YOUR OBJECTIVE → Look through the data below and, wherever a line carries the word "search", please copy that line.

============

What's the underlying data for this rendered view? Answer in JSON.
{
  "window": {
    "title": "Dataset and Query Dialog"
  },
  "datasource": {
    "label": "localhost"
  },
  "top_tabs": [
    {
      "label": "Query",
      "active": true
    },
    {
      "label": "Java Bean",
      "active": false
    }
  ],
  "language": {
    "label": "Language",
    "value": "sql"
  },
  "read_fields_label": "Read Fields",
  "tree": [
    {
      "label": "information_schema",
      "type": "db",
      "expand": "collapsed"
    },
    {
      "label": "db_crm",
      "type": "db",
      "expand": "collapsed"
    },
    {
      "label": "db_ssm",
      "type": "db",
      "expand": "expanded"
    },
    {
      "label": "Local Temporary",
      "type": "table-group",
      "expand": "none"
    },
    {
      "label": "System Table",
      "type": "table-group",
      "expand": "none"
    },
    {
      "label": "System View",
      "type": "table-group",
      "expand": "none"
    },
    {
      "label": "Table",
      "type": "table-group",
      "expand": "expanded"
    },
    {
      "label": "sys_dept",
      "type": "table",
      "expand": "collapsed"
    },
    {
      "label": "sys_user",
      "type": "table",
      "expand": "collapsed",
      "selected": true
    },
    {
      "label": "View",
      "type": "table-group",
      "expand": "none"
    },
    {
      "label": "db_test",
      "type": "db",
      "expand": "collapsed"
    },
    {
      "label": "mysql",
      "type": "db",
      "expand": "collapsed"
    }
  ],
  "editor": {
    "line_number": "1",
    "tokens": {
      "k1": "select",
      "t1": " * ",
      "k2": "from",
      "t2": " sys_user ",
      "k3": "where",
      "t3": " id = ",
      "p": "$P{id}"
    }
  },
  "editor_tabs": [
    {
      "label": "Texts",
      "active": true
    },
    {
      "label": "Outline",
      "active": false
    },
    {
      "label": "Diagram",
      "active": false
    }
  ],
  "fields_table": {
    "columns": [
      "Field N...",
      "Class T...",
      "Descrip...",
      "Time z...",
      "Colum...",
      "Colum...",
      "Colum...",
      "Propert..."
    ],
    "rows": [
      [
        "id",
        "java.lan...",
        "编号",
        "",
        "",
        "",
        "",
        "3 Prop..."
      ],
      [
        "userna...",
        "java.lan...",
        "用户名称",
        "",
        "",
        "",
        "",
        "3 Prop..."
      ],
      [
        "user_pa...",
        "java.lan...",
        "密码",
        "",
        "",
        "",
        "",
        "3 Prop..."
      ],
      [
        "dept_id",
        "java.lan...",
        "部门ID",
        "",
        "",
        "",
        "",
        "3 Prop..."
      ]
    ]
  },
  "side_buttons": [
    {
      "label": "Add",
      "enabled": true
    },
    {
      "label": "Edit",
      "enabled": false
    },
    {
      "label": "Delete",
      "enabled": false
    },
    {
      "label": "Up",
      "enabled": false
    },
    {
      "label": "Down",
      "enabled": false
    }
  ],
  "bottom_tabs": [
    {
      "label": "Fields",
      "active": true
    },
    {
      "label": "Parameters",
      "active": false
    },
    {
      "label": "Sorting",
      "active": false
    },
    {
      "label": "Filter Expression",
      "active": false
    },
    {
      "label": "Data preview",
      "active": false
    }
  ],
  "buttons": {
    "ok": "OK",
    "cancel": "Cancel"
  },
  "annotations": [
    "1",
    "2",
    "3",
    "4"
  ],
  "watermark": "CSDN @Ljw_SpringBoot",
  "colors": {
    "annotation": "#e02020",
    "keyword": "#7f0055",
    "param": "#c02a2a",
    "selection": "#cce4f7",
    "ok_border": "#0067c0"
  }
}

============

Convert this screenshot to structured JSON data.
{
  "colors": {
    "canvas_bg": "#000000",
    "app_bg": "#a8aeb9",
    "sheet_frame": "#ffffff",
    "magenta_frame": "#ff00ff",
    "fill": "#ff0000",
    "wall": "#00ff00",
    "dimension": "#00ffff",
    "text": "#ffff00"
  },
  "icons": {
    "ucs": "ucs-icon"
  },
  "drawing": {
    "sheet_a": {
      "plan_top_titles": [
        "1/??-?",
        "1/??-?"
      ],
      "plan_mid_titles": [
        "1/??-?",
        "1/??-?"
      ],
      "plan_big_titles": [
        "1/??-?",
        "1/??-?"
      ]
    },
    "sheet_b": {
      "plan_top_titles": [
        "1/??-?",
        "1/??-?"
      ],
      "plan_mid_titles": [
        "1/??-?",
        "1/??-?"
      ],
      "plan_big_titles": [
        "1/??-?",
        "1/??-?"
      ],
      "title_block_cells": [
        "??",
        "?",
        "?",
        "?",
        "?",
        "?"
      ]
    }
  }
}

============

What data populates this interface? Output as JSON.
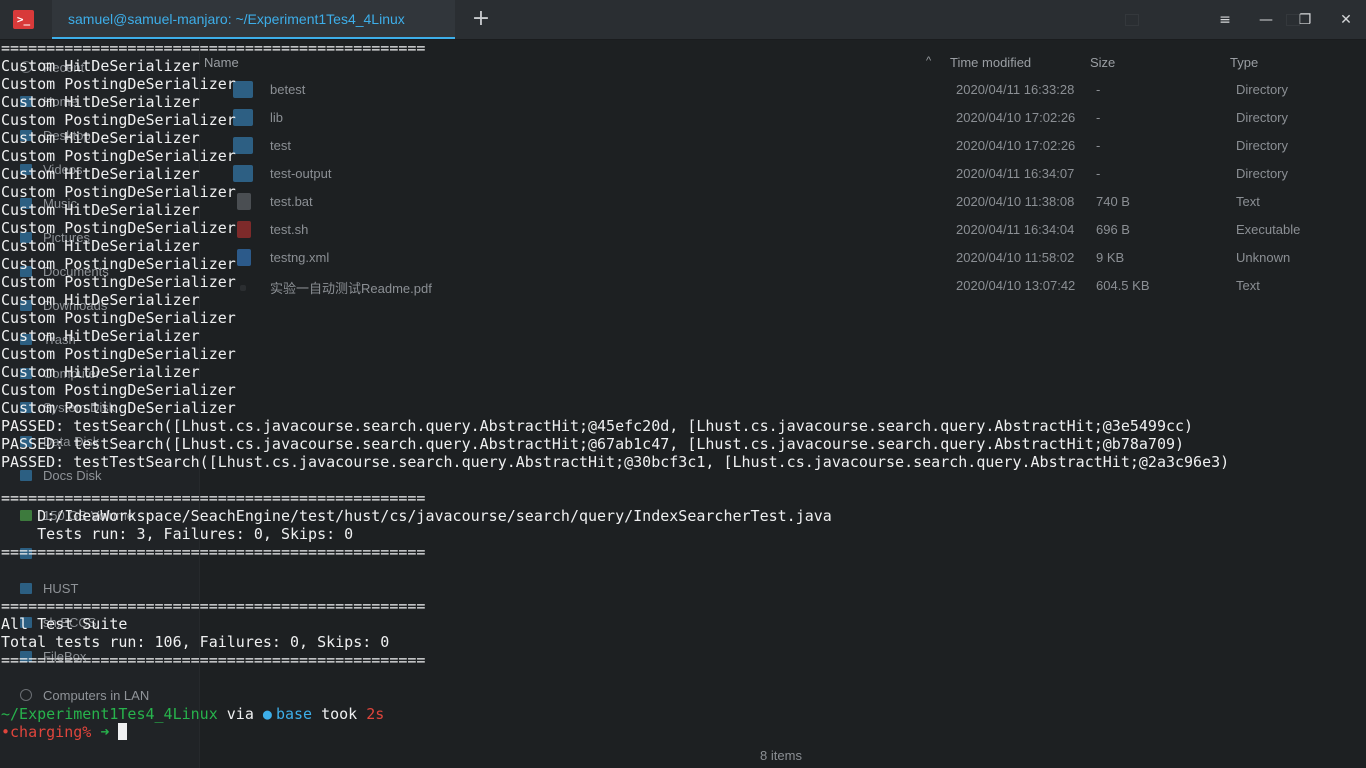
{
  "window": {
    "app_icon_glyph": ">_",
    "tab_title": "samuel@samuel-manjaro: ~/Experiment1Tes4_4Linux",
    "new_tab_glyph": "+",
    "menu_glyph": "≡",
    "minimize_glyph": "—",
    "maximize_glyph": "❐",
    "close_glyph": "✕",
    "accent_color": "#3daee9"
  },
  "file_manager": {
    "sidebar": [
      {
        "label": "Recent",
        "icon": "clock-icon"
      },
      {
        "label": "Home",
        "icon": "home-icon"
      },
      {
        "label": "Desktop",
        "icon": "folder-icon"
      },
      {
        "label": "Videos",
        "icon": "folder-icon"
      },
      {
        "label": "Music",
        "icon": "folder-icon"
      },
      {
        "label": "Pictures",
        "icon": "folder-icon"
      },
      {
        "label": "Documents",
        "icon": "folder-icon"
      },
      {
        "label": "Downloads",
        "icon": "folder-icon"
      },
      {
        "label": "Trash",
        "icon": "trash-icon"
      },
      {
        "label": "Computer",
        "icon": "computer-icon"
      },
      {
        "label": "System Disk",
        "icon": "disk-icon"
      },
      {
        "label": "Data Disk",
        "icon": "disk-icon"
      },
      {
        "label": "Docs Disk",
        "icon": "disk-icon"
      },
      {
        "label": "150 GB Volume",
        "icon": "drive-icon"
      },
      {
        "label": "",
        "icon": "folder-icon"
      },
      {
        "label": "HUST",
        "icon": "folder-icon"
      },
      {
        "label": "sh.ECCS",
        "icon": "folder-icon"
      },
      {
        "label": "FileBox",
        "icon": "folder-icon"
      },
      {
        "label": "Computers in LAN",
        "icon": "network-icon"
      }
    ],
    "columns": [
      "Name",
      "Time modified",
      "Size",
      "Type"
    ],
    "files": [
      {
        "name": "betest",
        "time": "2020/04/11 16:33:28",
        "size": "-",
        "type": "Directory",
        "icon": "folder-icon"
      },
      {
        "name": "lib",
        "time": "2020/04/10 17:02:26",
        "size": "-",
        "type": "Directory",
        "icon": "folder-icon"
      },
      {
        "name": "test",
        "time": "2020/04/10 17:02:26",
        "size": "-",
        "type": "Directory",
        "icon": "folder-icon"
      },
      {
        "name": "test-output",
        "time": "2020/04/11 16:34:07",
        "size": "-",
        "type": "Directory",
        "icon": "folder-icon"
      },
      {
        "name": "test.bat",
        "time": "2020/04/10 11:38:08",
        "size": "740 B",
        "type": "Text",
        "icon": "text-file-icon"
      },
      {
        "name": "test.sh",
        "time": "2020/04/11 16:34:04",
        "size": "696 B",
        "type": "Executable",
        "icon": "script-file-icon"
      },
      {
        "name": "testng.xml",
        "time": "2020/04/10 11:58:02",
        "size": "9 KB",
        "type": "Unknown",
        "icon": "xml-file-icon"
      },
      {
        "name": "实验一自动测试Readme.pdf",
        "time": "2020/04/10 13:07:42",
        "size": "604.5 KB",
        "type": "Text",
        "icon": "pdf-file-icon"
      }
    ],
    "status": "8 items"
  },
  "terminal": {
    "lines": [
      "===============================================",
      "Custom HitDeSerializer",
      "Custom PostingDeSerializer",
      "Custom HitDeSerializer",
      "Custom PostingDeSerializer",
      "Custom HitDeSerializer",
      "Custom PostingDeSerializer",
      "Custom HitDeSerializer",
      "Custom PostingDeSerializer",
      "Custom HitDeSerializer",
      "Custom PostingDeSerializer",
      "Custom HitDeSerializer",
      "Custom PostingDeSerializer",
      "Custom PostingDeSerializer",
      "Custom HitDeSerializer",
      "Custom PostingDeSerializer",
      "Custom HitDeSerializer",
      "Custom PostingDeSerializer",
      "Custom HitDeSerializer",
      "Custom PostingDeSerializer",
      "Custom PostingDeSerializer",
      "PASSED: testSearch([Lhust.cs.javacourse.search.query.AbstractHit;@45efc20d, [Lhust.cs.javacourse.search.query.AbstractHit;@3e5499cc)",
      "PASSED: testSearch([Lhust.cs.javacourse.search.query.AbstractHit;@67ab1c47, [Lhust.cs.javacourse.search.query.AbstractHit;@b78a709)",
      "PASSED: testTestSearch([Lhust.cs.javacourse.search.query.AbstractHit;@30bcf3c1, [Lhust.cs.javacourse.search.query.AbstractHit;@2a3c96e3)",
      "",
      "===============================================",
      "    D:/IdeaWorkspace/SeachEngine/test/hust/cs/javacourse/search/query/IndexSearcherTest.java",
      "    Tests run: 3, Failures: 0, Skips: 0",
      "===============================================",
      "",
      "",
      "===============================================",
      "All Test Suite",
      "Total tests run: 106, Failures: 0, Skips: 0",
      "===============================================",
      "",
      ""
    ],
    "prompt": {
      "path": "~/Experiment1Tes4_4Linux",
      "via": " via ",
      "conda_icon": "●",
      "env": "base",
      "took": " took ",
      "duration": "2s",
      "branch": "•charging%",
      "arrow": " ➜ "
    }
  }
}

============

RESPONSE TO THE TASK →
      "PASSED: testSearch([Lhust.cs.javacourse.search.query.AbstractHit;@45efc20d, [Lhust.cs.javacourse.search.query.AbstractHit;@3e5499cc)",
      "PASSED: testSearch([Lhust.cs.javacourse.search.query.AbstractHit;@67ab1c47, [Lhust.cs.javacourse.search.query.AbstractHit;@b78a709)",
      "PASSED: testTestSearch([Lhust.cs.javacourse.search.query.AbstractHit;@30bcf3c1, [Lhust.cs.javacourse.search.query.AbstractHit;@2a3c96e3)",
      "    D:/IdeaWorkspace/SeachEngine/test/hust/cs/javacourse/search/query/IndexSearcherTest.java",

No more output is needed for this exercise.